Instructions for the task – Could you print every entry below exactly as given?

Records for the task –
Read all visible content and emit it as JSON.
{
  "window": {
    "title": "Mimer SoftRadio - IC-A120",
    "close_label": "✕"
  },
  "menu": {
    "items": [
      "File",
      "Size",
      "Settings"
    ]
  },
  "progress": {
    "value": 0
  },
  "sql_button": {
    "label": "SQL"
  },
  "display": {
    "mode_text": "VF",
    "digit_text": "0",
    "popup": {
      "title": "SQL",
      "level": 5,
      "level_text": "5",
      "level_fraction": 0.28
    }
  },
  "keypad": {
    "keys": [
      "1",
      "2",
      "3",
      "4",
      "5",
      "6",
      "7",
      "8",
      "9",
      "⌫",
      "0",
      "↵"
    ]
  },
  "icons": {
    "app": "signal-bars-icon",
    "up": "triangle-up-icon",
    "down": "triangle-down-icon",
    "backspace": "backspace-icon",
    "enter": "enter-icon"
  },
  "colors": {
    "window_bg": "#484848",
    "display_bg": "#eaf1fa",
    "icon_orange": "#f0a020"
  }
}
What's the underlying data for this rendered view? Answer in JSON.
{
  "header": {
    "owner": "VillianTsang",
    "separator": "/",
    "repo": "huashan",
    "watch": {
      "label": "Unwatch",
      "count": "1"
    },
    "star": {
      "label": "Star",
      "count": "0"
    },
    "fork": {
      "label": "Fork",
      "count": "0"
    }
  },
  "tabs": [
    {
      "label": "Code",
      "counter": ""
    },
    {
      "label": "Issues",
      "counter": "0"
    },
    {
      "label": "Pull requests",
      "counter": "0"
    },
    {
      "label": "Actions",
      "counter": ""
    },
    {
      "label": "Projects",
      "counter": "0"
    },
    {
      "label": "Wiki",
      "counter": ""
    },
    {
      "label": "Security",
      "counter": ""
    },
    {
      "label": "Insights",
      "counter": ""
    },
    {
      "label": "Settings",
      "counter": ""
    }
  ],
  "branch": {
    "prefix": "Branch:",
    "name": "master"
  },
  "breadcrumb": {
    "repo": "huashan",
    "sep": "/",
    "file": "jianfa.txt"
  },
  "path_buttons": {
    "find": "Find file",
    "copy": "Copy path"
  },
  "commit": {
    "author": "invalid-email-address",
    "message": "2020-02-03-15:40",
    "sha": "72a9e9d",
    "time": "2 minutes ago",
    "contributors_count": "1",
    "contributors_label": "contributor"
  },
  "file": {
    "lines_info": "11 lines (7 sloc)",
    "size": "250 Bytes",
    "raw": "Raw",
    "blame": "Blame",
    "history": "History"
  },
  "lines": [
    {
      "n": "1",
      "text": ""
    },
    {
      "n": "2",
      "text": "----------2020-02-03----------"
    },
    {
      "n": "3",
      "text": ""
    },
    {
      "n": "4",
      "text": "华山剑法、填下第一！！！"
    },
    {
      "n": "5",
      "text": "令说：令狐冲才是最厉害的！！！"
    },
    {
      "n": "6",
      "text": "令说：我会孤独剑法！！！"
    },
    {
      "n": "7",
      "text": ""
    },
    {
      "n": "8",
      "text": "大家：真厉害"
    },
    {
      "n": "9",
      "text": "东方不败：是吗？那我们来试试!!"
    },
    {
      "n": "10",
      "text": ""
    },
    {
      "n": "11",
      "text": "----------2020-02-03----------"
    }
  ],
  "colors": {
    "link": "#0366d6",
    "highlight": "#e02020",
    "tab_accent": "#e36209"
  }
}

Task solution –
Read all visible content and emit it as JSON.
{
  "window": {
    "title": "Mimer SoftRadio - IC-A120",
    "close_label": "✕"
  },
  "menu": {
    "items": [
      "File",
      "Size",
      "Settings"
    ]
  },
  "progress": {
    "value": 0
  },
  "sql_button": {
    "label": "SQL"
  },
  "display": {
    "mode_text": "VF",
    "digit_text": "0",
    "popup": {
      "title": "SQL",
      "level": 5,
      "level_text": "5",
      "level_fraction": 0.28
    }
  },
  "keypad": {
    "keys": [
      "1",
      "2",
      "3",
      "4",
      "5",
      "6",
      "7",
      "8",
      "9",
      "⌫",
      "0",
      "↵"
    ]
  },
  "icons": {
    "app": "signal-bars-icon",
    "up": "triangle-up-icon",
    "down": "triangle-down-icon",
    "backspace": "backspace-icon",
    "enter": "enter-icon"
  },
  "colors": {
    "window_bg": "#484848",
    "display_bg": "#eaf1fa",
    "icon_orange": "#f0a020"
  }
}
What's the underlying data for this rendered view? Answer in JSON.
{
  "header": {
    "owner": "VillianTsang",
    "separator": "/",
    "repo": "huashan",
    "watch": {
      "label": "Unwatch",
      "count": "1"
    },
    "star": {
      "label": "Star",
      "count": "0"
    },
    "fork": {
      "label": "Fork",
      "count": "0"
    }
  },
  "tabs": [
    {
      "label": "Code",
      "counter": ""
    },
    {
      "label": "Issues",
      "counter": "0"
    },
    {
      "label": "Pull requests",
      "counter": "0"
    },
    {
      "label": "Actions",
      "counter": ""
    },
    {
      "label": "Projects",
      "counter": "0"
    },
    {
      "label": "Wiki",
      "counter": ""
    },
    {
      "label": "Security",
      "counter": ""
    },
    {
      "label": "Insights",
      "counter": ""
    },
    {
      "label": "Settings",
      "counter": ""
    }
  ],
  "branch": {
    "prefix": "Branch:",
    "name": "master"
  },
  "breadcrumb": {
    "repo": "huashan",
    "sep": "/",
    "file": "jianfa.txt"
  },
  "path_buttons": {
    "find": "Find file",
    "copy": "Copy path"
  },
  "commit": {
    "author": "invalid-email-address",
    "message": "2020-02-03-15:40",
    "sha": "72a9e9d",
    "time": "2 minutes ago",
    "contributors_count": "1",
    "contributors_label": "contributor"
  },
  "file": {
    "lines_info": "11 lines (7 sloc)",
    "size": "250 Bytes",
    "raw": "Raw",
    "blame": "Blame",
    "history": "History"
  },
  "lines": [
    {
      "n": "1",
      "text": ""
    },
    {
      "n": "2",
      "text": "----------2020-02-03----------"
    },
    {
      "n": "3",
      "text": ""
    },
    {
      "n": "4",
      "text": "华山剑法、填下第一！！！"
    },
    {
      "n": "5",
      "text": "令说：令狐冲才是最厉害的！！！"
    },
    {
      "n": "6",
      "text": "令说：我会孤独剑法！！！"
    },
    {
      "n": "7",
      "text": ""
    },
    {
      "n": "8",
      "text": "大家：真厉害"
    },
    {
      "n": "9",
      "text": "东方不败：是吗？那我们来试试!!"
    },
    {
      "n": "10",
      "text": ""
    },
    {
      "n": "11",
      "text": "----------2020-02-03----------"
    }
  ],
  "colors": {
    "link": "#0366d6",
    "highlight": "#e02020",
    "tab_accent": "#e36209"
  }
}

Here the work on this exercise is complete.